Your answer must match the data word for word.

App and web page records:
- - -

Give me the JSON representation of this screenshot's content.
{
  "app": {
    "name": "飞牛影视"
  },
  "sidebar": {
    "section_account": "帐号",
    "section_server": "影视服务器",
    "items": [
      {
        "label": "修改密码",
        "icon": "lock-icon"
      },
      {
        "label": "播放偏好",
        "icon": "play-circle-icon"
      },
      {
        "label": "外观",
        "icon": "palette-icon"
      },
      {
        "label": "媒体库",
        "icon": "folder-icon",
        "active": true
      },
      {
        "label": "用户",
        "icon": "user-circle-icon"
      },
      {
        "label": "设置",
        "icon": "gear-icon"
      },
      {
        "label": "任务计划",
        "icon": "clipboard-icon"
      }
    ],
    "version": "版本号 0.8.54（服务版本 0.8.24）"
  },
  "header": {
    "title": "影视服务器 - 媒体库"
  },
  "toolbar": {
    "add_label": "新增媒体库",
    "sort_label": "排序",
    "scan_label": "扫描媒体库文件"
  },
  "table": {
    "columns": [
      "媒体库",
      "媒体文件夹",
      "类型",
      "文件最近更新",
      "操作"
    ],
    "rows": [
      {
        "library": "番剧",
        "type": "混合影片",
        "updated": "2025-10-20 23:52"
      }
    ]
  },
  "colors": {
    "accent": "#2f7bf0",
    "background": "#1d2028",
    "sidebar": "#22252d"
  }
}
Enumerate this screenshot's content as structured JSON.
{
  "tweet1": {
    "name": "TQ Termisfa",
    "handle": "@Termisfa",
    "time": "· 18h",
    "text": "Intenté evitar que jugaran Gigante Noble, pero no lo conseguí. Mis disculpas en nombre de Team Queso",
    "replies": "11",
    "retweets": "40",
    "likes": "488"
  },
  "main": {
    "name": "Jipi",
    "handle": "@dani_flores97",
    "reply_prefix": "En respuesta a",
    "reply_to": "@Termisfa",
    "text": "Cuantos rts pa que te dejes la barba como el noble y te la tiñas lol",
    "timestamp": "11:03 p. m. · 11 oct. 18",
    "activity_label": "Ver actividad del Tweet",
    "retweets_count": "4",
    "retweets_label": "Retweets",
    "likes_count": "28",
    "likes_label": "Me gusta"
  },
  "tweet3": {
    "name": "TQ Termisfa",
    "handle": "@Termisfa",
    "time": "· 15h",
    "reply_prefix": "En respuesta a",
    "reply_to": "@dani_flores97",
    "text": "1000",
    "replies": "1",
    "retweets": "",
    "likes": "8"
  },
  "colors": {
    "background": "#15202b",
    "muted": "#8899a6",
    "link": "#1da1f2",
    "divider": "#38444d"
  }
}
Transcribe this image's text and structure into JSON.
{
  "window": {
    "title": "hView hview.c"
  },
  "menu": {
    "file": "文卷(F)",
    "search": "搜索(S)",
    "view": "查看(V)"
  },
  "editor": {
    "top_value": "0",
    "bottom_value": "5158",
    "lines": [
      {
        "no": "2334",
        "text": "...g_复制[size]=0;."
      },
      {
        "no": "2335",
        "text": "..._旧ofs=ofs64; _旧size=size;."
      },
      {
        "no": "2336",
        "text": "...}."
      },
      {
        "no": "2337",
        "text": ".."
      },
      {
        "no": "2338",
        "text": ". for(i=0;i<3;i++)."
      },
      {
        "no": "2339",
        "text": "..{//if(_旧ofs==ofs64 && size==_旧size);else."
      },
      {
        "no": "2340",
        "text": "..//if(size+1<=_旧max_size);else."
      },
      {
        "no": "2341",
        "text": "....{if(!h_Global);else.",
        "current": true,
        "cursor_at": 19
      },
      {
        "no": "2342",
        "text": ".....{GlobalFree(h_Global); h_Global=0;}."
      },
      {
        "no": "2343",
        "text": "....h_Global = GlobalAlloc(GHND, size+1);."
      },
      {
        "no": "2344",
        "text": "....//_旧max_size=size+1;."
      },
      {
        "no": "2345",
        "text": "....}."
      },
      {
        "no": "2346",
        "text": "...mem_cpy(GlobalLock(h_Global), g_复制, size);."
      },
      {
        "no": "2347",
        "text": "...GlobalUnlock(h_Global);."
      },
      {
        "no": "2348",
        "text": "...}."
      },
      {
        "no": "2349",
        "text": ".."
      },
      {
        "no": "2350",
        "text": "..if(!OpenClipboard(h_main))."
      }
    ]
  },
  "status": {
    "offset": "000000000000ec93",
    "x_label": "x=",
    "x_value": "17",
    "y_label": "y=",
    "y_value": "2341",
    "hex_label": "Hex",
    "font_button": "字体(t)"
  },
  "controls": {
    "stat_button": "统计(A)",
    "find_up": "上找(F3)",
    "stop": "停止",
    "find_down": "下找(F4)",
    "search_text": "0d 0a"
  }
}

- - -

■ ANSWER BOX ■
Give me the JSON representation of this screenshot's content.
{
  "app": {
    "name": "飞牛影视"
  },
  "sidebar": {
    "section_account": "帐号",
    "section_server": "影视服务器",
    "items": [
      {
        "label": "修改密码",
        "icon": "lock-icon"
      },
      {
        "label": "播放偏好",
        "icon": "play-circle-icon"
      },
      {
        "label": "外观",
        "icon": "palette-icon"
      },
      {
        "label": "媒体库",
        "icon": "folder-icon",
        "active": true
      },
      {
        "label": "用户",
        "icon": "user-circle-icon"
      },
      {
        "label": "设置",
        "icon": "gear-icon"
      },
      {
        "label": "任务计划",
        "icon": "clipboard-icon"
      }
    ],
    "version": "版本号 0.8.54（服务版本 0.8.24）"
  },
  "header": {
    "title": "影视服务器 - 媒体库"
  },
  "toolbar": {
    "add_label": "新增媒体库",
    "sort_label": "排序",
    "scan_label": "扫描媒体库文件"
  },
  "table": {
    "columns": [
      "媒体库",
      "媒体文件夹",
      "类型",
      "文件最近更新",
      "操作"
    ],
    "rows": [
      {
        "library": "番剧",
        "type": "混合影片",
        "updated": "2025-10-20 23:52"
      }
    ]
  },
  "colors": {
    "accent": "#2f7bf0",
    "background": "#1d2028",
    "sidebar": "#22252d"
  }
}
Enumerate this screenshot's content as structured JSON.
{
  "tweet1": {
    "name": "TQ Termisfa",
    "handle": "@Termisfa",
    "time": "· 18h",
    "text": "Intenté evitar que jugaran Gigante Noble, pero no lo conseguí. Mis disculpas en nombre de Team Queso",
    "replies": "11",
    "retweets": "40",
    "likes": "488"
  },
  "main": {
    "name": "Jipi",
    "handle": "@dani_flores97",
    "reply_prefix": "En respuesta a",
    "reply_to": "@Termisfa",
    "text": "Cuantos rts pa que te dejes la barba como el noble y te la tiñas lol",
    "timestamp": "11:03 p. m. · 11 oct. 18",
    "activity_label": "Ver actividad del Tweet",
    "retweets_count": "4",
    "retweets_label": "Retweets",
    "likes_count": "28",
    "likes_label": "Me gusta"
  },
  "tweet3": {
    "name": "TQ Termisfa",
    "handle": "@Termisfa",
    "time": "· 15h",
    "reply_prefix": "En respuesta a",
    "reply_to": "@dani_flores97",
    "text": "1000",
    "replies": "1",
    "retweets": "",
    "likes": "8"
  },
  "colors": {
    "background": "#15202b",
    "muted": "#8899a6",
    "link": "#1da1f2",
    "divider": "#38444d"
  }
}
Transcribe this image's text and structure into JSON.
{
  "window": {
    "title": "hView hview.c"
  },
  "menu": {
    "file": "文卷(F)",
    "search": "搜索(S)",
    "view": "查看(V)"
  },
  "editor": {
    "top_value": "0",
    "bottom_value": "5158",
    "lines": [
      {
        "no": "2334",
        "text": "...g_复制[size]=0;."
      },
      {
        "no": "2335",
        "text": "..._旧ofs=ofs64; _旧size=size;."
      },
      {
        "no": "2336",
        "text": "...}."
      },
      {
        "no": "2337",
        "text": ".."
      },
      {
        "no": "2338",
        "text": ". for(i=0;i<3;i++)."
      },
      {
        "no": "2339",
        "text": "..{//if(_旧ofs==ofs64 && size==_旧size);else."
      },
      {
        "no": "2340",
        "text": "..//if(size+1<=_旧max_size);else."
      },
      {
        "no": "2341",
        "text": "....{if(!h_Global);else.",
        "current": true,
        "cursor_at": 19
      },
      {
        "no": "2342",
        "text": ".....{GlobalFree(h_Global); h_Global=0;}."
      },
      {
        "no": "2343",
        "text": "....h_Global = GlobalAlloc(GHND, size+1);."
      },
      {
        "no": "2344",
        "text": "....//_旧max_size=size+1;."
      },
      {
        "no": "2345",
        "text": "....}."
      },
      {
        "no": "2346",
        "text": "...mem_cpy(GlobalLock(h_Global), g_复制, size);."
      },
      {
        "no": "2347",
        "text": "...GlobalUnlock(h_Global);."
      },
      {
        "no": "2348",
        "text": "...}."
      },
      {
        "no": "2349",
        "text": ".."
      },
      {
        "no": "2350",
        "text": "..if(!OpenClipboard(h_main))."
      }
    ]
  },
  "status": {
    "offset": "000000000000ec93",
    "x_label": "x=",
    "x_value": "17",
    "y_label": "y=",
    "y_value": "2341",
    "hex_label": "Hex",
    "font_button": "字体(t)"
  },
  "controls": {
    "stat_button": "统计(A)",
    "find_up": "上找(F3)",
    "stop": "停止",
    "find_down": "下找(F4)",
    "search_text": "0d 0a"
  }
}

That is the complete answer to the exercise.